The statement from the Kremlin came at a moment of acute tension, with both NATO and Russia expected to hold military exercises shortly to test the readiness of their nuclear weapons forces.
Asked by reporters if the regions were under Moscow’s nuclear umbrella, Kremlin spokesman Dmitry Peskov said: “All these territories are inalienable parts of the Russian Federation and they are all protected. Their security is provided for at the same level as [it is for] the rest of Russia’s territory.”
President Vladimir Putin said last month that Moscow was ready to use nuclear weapons if necessary to defend Russia’s “territorial integrity”. U.S. President Joe Biden said on Oct. 6 that his threat had brought the world closer to “Armageddon” than at any time since the 1962 Cuban Missile Crisis, when many feared a nuclear war might be imminent.
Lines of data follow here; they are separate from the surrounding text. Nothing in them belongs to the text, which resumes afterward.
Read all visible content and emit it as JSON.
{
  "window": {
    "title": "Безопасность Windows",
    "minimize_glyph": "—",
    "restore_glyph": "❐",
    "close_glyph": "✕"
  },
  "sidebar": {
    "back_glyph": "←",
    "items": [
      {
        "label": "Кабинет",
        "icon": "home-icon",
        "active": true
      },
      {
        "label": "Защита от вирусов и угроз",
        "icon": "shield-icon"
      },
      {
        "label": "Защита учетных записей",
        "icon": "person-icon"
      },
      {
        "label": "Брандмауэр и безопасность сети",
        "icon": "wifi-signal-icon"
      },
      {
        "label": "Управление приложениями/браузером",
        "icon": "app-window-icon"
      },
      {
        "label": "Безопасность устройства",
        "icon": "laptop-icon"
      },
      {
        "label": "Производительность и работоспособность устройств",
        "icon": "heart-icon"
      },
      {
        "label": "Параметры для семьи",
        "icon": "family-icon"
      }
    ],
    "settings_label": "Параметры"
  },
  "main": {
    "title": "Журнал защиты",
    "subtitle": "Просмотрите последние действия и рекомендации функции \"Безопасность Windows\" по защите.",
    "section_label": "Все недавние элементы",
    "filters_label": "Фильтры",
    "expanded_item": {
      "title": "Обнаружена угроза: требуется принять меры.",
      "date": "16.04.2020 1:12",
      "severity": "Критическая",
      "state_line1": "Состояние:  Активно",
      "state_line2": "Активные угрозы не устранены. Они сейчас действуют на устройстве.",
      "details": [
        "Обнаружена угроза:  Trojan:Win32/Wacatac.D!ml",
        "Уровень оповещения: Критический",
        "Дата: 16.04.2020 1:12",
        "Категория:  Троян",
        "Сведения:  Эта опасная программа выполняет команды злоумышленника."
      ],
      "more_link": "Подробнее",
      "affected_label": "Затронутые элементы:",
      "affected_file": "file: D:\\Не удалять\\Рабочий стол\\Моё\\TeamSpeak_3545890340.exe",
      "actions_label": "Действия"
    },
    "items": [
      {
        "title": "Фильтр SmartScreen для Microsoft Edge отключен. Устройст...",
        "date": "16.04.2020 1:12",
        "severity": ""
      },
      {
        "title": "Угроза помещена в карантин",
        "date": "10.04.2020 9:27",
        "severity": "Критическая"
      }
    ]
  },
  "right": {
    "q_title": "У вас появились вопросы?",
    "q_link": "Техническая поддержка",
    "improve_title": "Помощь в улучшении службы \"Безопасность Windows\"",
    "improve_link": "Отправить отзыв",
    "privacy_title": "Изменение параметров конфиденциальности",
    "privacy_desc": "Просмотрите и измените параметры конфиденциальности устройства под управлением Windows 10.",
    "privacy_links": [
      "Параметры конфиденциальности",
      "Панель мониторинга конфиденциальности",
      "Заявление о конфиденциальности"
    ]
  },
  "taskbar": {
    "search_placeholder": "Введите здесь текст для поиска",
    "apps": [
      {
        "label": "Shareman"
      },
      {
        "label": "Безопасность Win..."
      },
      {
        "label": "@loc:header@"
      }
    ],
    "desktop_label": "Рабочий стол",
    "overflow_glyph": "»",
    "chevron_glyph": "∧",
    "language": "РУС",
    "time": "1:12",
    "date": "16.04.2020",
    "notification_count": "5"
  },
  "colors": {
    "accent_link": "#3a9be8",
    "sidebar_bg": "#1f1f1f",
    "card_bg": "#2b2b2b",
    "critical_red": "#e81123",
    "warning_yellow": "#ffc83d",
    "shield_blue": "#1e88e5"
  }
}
Nearly eight months into his invasion of Ukraine, some analysts believe the likelihood of Putin resorting to nuclear weapons has increased since his army suffered a series of major defeats. Putin’s ally Alexander Lukashenko, the president of Belarus, warned the West last week against backing Russia into a corner.
Other analysts have argued the nuclear risk is overstated, suggesting it would be suicidal for Putin to embark on such an escalation.
NATO is conducting nuclear preparedness exercises this week and has said it expects Russia to hold its own nuclear drills imminently, but Peskov said he had no information on that.
“There is an established system of notifications to inform about the conduct of exercises, and this is carried out through the channels of the Ministry of Defence,” he said.
Putin last month proclaimed that the territories Moscow was taking from Ukraine would be part of Russia “for ever”. But Russia does not wholly control any of the four regions and has yet to define their borders.
The annexation was condemned as illegal by Ukraine, its Western allies and an overwhelming majority of countries in the United Nations General Assembly.
Russia has lost ground in the four regions even since it claimed control over them in a lavish Kremlin ceremony on Sept. 30. Peskov said work was still under way to integrate them into Russia’s legal, economic and security systems.
Reporting by Reuters; writing by Mark Trevelyan, Editing by Kevin Liffey/Guy Faulconbridge